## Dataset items
-- Opening Marker --

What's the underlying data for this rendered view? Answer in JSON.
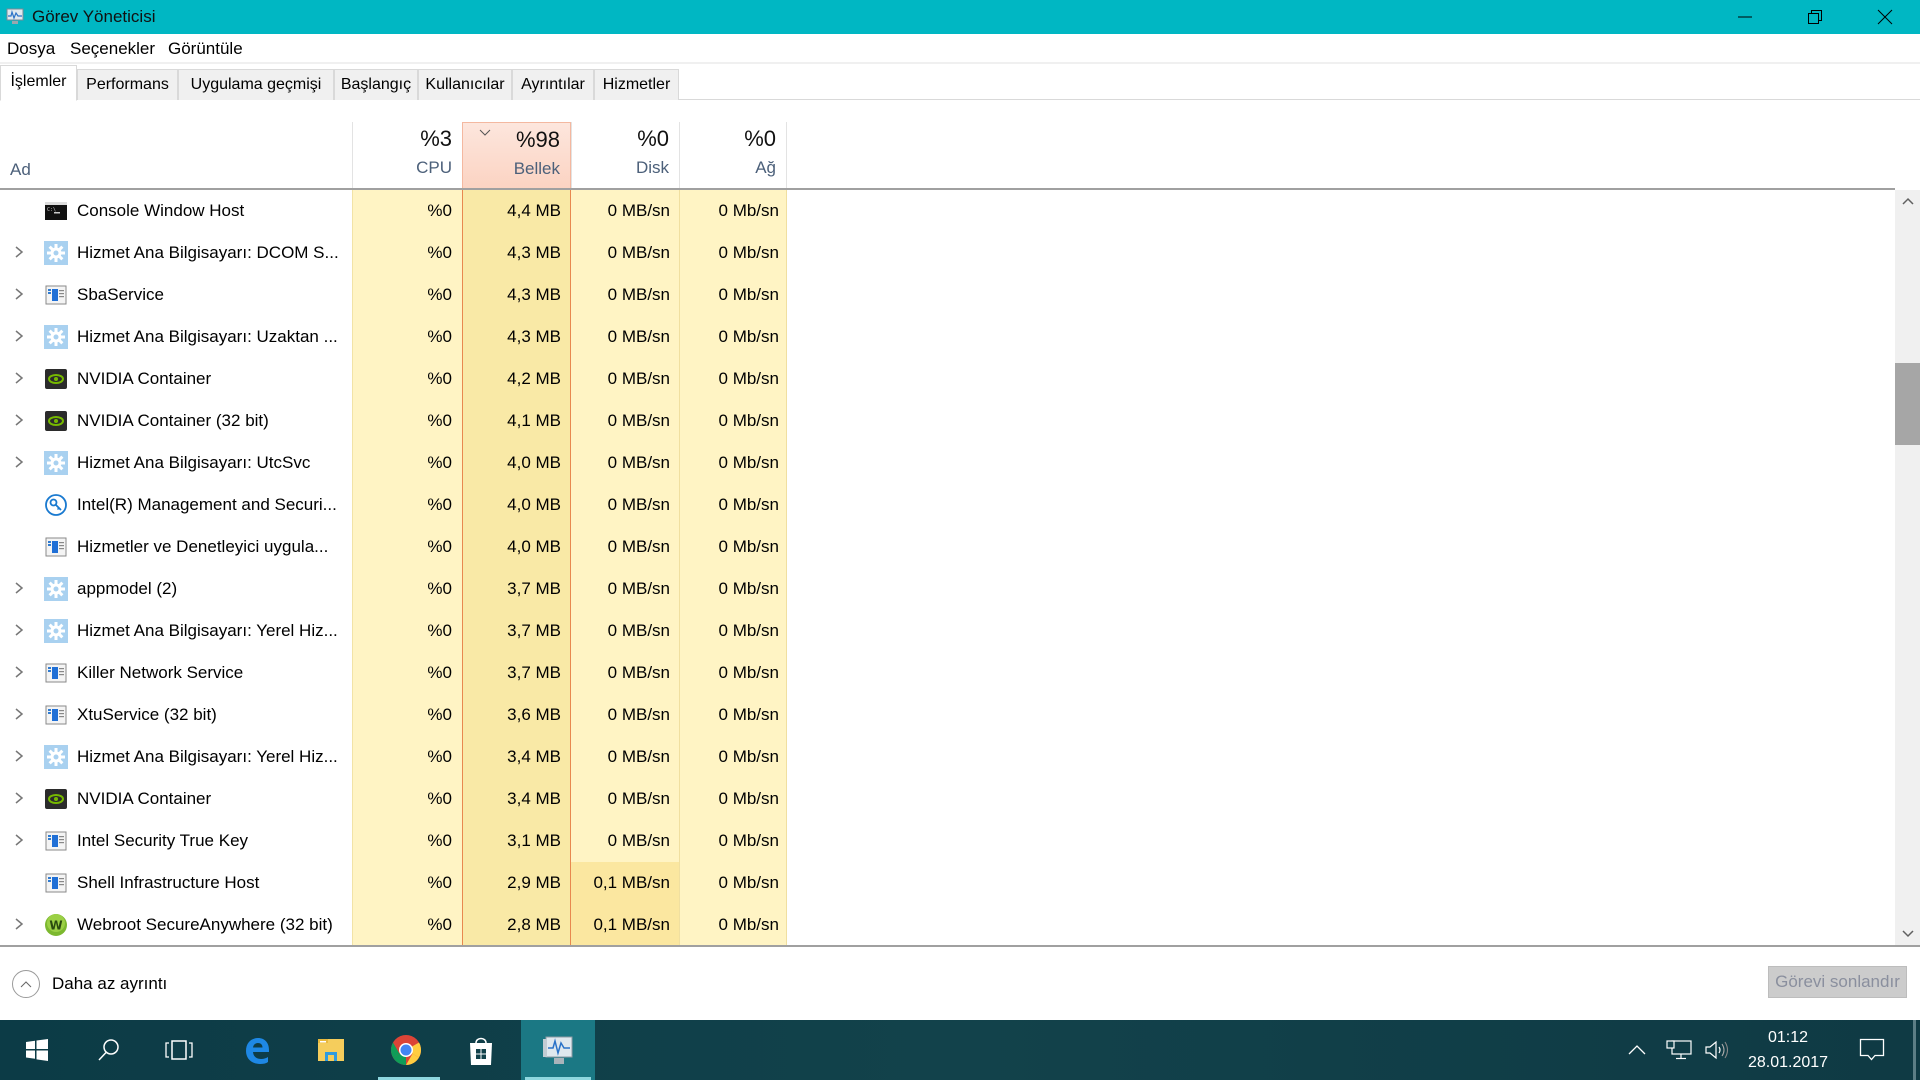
{
  "window": {
    "title": "Görev Yöneticisi",
    "controls": [
      "minimize",
      "restore",
      "close"
    ]
  },
  "menu": [
    "Dosya",
    "Seçenekler",
    "Görüntüle"
  ],
  "tabs": [
    {
      "label": "İşlemler",
      "active": true
    },
    {
      "label": "Performans",
      "active": false
    },
    {
      "label": "Uygulama geçmişi",
      "active": false
    },
    {
      "label": "Başlangıç",
      "active": false
    },
    {
      "label": "Kullanıcılar",
      "active": false
    },
    {
      "label": "Ayrıntılar",
      "active": false
    },
    {
      "label": "Hizmetler",
      "active": false
    }
  ],
  "columns": {
    "name": "Ad",
    "cpu": {
      "label": "CPU",
      "total": "%3"
    },
    "memory": {
      "label": "Bellek",
      "total": "%98",
      "sorted": true
    },
    "disk": {
      "label": "Disk",
      "total": "%0"
    },
    "network": {
      "label": "Ağ",
      "total": "%0"
    }
  },
  "processes": [
    {
      "name": "Console Window Host",
      "icon": "console-icon",
      "expandable": false,
      "cpu": "%0",
      "memory": "4,4 MB",
      "disk": "0 MB/sn",
      "network": "0 Mb/sn"
    },
    {
      "name": "Hizmet Ana Bilgisayarı: DCOM S...",
      "icon": "service-gear-icon",
      "expandable": true,
      "cpu": "%0",
      "memory": "4,3 MB",
      "disk": "0 MB/sn",
      "network": "0 Mb/sn"
    },
    {
      "name": "SbaService",
      "icon": "app-window-icon",
      "expandable": true,
      "cpu": "%0",
      "memory": "4,3 MB",
      "disk": "0 MB/sn",
      "network": "0 Mb/sn"
    },
    {
      "name": "Hizmet Ana Bilgisayarı: Uzaktan ...",
      "icon": "service-gear-icon",
      "expandable": true,
      "cpu": "%0",
      "memory": "4,3 MB",
      "disk": "0 MB/sn",
      "network": "0 Mb/sn"
    },
    {
      "name": "NVIDIA Container",
      "icon": "nvidia-icon",
      "expandable": true,
      "cpu": "%0",
      "memory": "4,2 MB",
      "disk": "0 MB/sn",
      "network": "0 Mb/sn"
    },
    {
      "name": "NVIDIA Container (32 bit)",
      "icon": "nvidia-icon",
      "expandable": true,
      "cpu": "%0",
      "memory": "4,1 MB",
      "disk": "0 MB/sn",
      "network": "0 Mb/sn"
    },
    {
      "name": "Hizmet Ana Bilgisayarı: UtcSvc",
      "icon": "service-gear-icon",
      "expandable": true,
      "cpu": "%0",
      "memory": "4,0 MB",
      "disk": "0 MB/sn",
      "network": "0 Mb/sn"
    },
    {
      "name": "Intel(R) Management and Securi...",
      "icon": "intel-key-icon",
      "expandable": false,
      "cpu": "%0",
      "memory": "4,0 MB",
      "disk": "0 MB/sn",
      "network": "0 Mb/sn"
    },
    {
      "name": "Hizmetler ve Denetleyici uygula...",
      "icon": "app-window-icon",
      "expandable": false,
      "cpu": "%0",
      "memory": "4,0 MB",
      "disk": "0 MB/sn",
      "network": "0 Mb/sn"
    },
    {
      "name": "appmodel (2)",
      "icon": "service-gear-icon",
      "expandable": true,
      "cpu": "%0",
      "memory": "3,7 MB",
      "disk": "0 MB/sn",
      "network": "0 Mb/sn"
    },
    {
      "name": "Hizmet Ana Bilgisayarı: Yerel Hiz...",
      "icon": "service-gear-icon",
      "expandable": true,
      "cpu": "%0",
      "memory": "3,7 MB",
      "disk": "0 MB/sn",
      "network": "0 Mb/sn"
    },
    {
      "name": "Killer Network Service",
      "icon": "app-window-icon",
      "expandable": true,
      "cpu": "%0",
      "memory": "3,7 MB",
      "disk": "0 MB/sn",
      "network": "0 Mb/sn"
    },
    {
      "name": "XtuService (32 bit)",
      "icon": "app-window-icon",
      "expandable": true,
      "cpu": "%0",
      "memory": "3,6 MB",
      "disk": "0 MB/sn",
      "network": "0 Mb/sn"
    },
    {
      "name": "Hizmet Ana Bilgisayarı: Yerel Hiz...",
      "icon": "service-gear-icon",
      "expandable": true,
      "cpu": "%0",
      "memory": "3,4 MB",
      "disk": "0 MB/sn",
      "network": "0 Mb/sn"
    },
    {
      "name": "NVIDIA Container",
      "icon": "nvidia-icon",
      "expandable": true,
      "cpu": "%0",
      "memory": "3,4 MB",
      "disk": "0 MB/sn",
      "network": "0 Mb/sn"
    },
    {
      "name": "Intel Security True Key",
      "icon": "app-window-icon",
      "expandable": true,
      "cpu": "%0",
      "memory": "3,1 MB",
      "disk": "0 MB/sn",
      "network": "0 Mb/sn"
    },
    {
      "name": "Shell Infrastructure Host",
      "icon": "app-window-icon",
      "expandable": false,
      "cpu": "%0",
      "memory": "2,9 MB",
      "disk": "0,1 MB/sn",
      "network": "0 Mb/sn"
    },
    {
      "name": "Webroot SecureAnywhere (32 bit)",
      "icon": "webroot-icon",
      "expandable": true,
      "cpu": "%0",
      "memory": "2,8 MB",
      "disk": "0,1 MB/sn",
      "network": "0 Mb/sn"
    }
  ],
  "scrollbar": {
    "position_fraction": 0.24
  },
  "footer": {
    "less_details": "Daha az ayrıntı",
    "end_task": "Görevi sonlandır",
    "end_task_enabled": false
  },
  "taskbar": {
    "items": [
      "start-icon",
      "search-icon",
      "task-view-icon",
      "edge-icon",
      "file-explorer-icon",
      "chrome-icon",
      "store-icon",
      "task-manager-icon"
    ],
    "active": "task-manager-icon",
    "clock": {
      "time": "01:12",
      "date": "28.01.2017"
    }
  },
  "colors": {
    "titlebar": "#00b7c3",
    "heat_low": "#fff4c4",
    "heat_memory": "#f9e9a6",
    "sorted_header": "#fbd3c2",
    "taskbar": "#0f3d47"
  }
}
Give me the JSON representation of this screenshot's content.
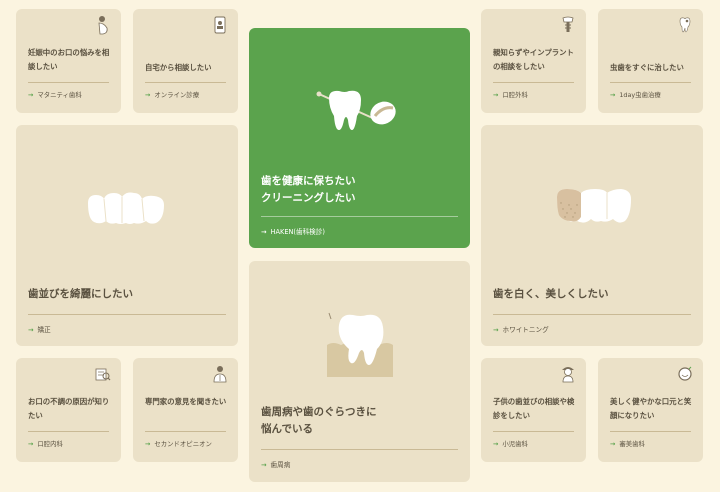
{
  "colors": {
    "background": "#fbf4e0",
    "card": "#ebe1c8",
    "accent": "#5ba34d",
    "text": "#5a5140"
  },
  "cards": {
    "maternity": {
      "title": "妊娠中のお口の悩みを相談したい",
      "link": "マタニティ歯科",
      "icon": "pregnant-person-icon"
    },
    "online": {
      "title": "自宅から相談したい",
      "link": "オンライン診療",
      "icon": "smartphone-icon"
    },
    "cleaning": {
      "title": "歯を健康に保ちたい\nクリーニングしたい",
      "link": "HAKEN(歯科検診)",
      "icon": "tooth-cleaning-icon"
    },
    "wisdom": {
      "title": "親知らずやインプラントの相談をしたい",
      "link": "口腔外科",
      "icon": "implant-icon"
    },
    "cavity": {
      "title": "虫歯をすぐに治したい",
      "link": "1day虫歯治療",
      "icon": "decayed-tooth-icon"
    },
    "alignment": {
      "title": "歯並びを綺麗にしたい",
      "link": "矯正",
      "icon": "teeth-row-icon"
    },
    "perio": {
      "title": "歯周病や歯のぐらつきに\n悩んでいる",
      "link": "歯周病",
      "icon": "loose-tooth-icon"
    },
    "whitening": {
      "title": "歯を白く、美しくしたい",
      "link": "ホワイトニング",
      "icon": "whitening-teeth-icon"
    },
    "bad_breath": {
      "title": "お口の不調の原因が知りたい",
      "link": "口腔内科",
      "icon": "magnifier-document-icon"
    },
    "second": {
      "title": "専門家の意見を聞きたい",
      "link": "セカンドオピニオン",
      "icon": "doctor-icon"
    },
    "pediatric": {
      "title": "子供の歯並びの相談や検診をしたい",
      "link": "小児歯科",
      "icon": "child-icon"
    },
    "cosmetic": {
      "title": "美しく健やかな口元と笑顔になりたい",
      "link": "審美歯科",
      "icon": "smile-icon"
    }
  }
}
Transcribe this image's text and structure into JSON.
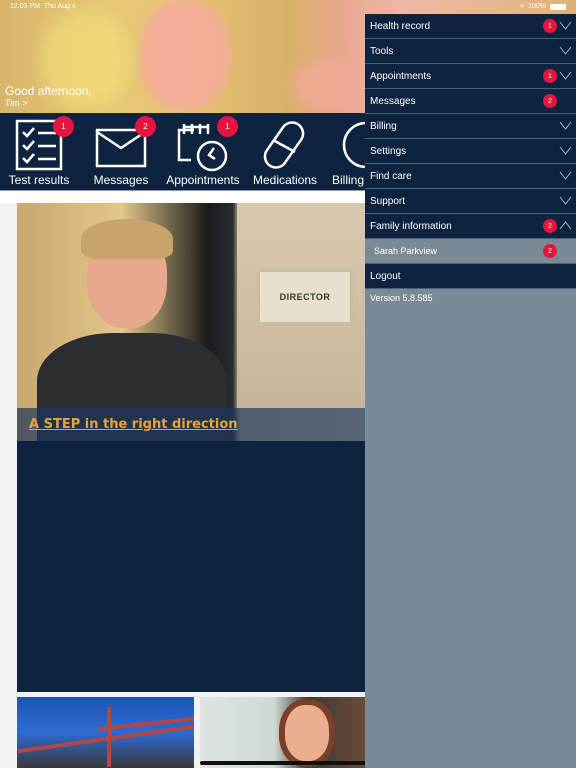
{
  "status_bar": {
    "time": "12:03 PM",
    "date": "Thu Aug 4",
    "battery": "100%"
  },
  "header": {
    "greeting": "Good afternoon,",
    "user_link": "Tim >"
  },
  "quick_actions": [
    {
      "label": "Test results",
      "icon": "checklist-icon",
      "badge": "1"
    },
    {
      "label": "Messages",
      "icon": "envelope-icon",
      "badge": "2"
    },
    {
      "label": "Appointments",
      "icon": "calendar-clock-icon",
      "badge": "1"
    },
    {
      "label": "Medications",
      "icon": "pill-icon",
      "badge": null
    },
    {
      "label": "Billing",
      "icon": "billing-icon",
      "badge": null
    }
  ],
  "feed": {
    "featured": {
      "headline": "A STEP in the right direction",
      "sign_text": "DIRECTOR"
    }
  },
  "menu": {
    "items": [
      {
        "label": "Health record",
        "badge": "1",
        "chevron": "down"
      },
      {
        "label": "Tools",
        "badge": null,
        "chevron": "down"
      },
      {
        "label": "Appointments",
        "badge": "1",
        "chevron": "down"
      },
      {
        "label": "Messages",
        "badge": "2",
        "chevron": null
      },
      {
        "label": "Billing",
        "badge": null,
        "chevron": "down"
      },
      {
        "label": "Settings",
        "badge": null,
        "chevron": "down"
      },
      {
        "label": "Find care",
        "badge": null,
        "chevron": "down"
      },
      {
        "label": "Support",
        "badge": null,
        "chevron": "down"
      },
      {
        "label": "Family information",
        "badge": "2",
        "chevron": "up"
      }
    ],
    "family_sub": {
      "label": "Sarah Parkview",
      "badge": "2"
    },
    "logout": "Logout",
    "version": "Version 5.8.585"
  },
  "colors": {
    "navy": "#0e2340",
    "badge_red": "#e3173e",
    "drawer_gray": "#798a96",
    "headline_orange": "#e8a23b"
  }
}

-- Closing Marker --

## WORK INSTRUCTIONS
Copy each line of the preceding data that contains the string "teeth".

## SOLUTION TO THE PROBLEM
      "icon": "teeth-row-icon"
      "icon": "whitening-teeth-icon"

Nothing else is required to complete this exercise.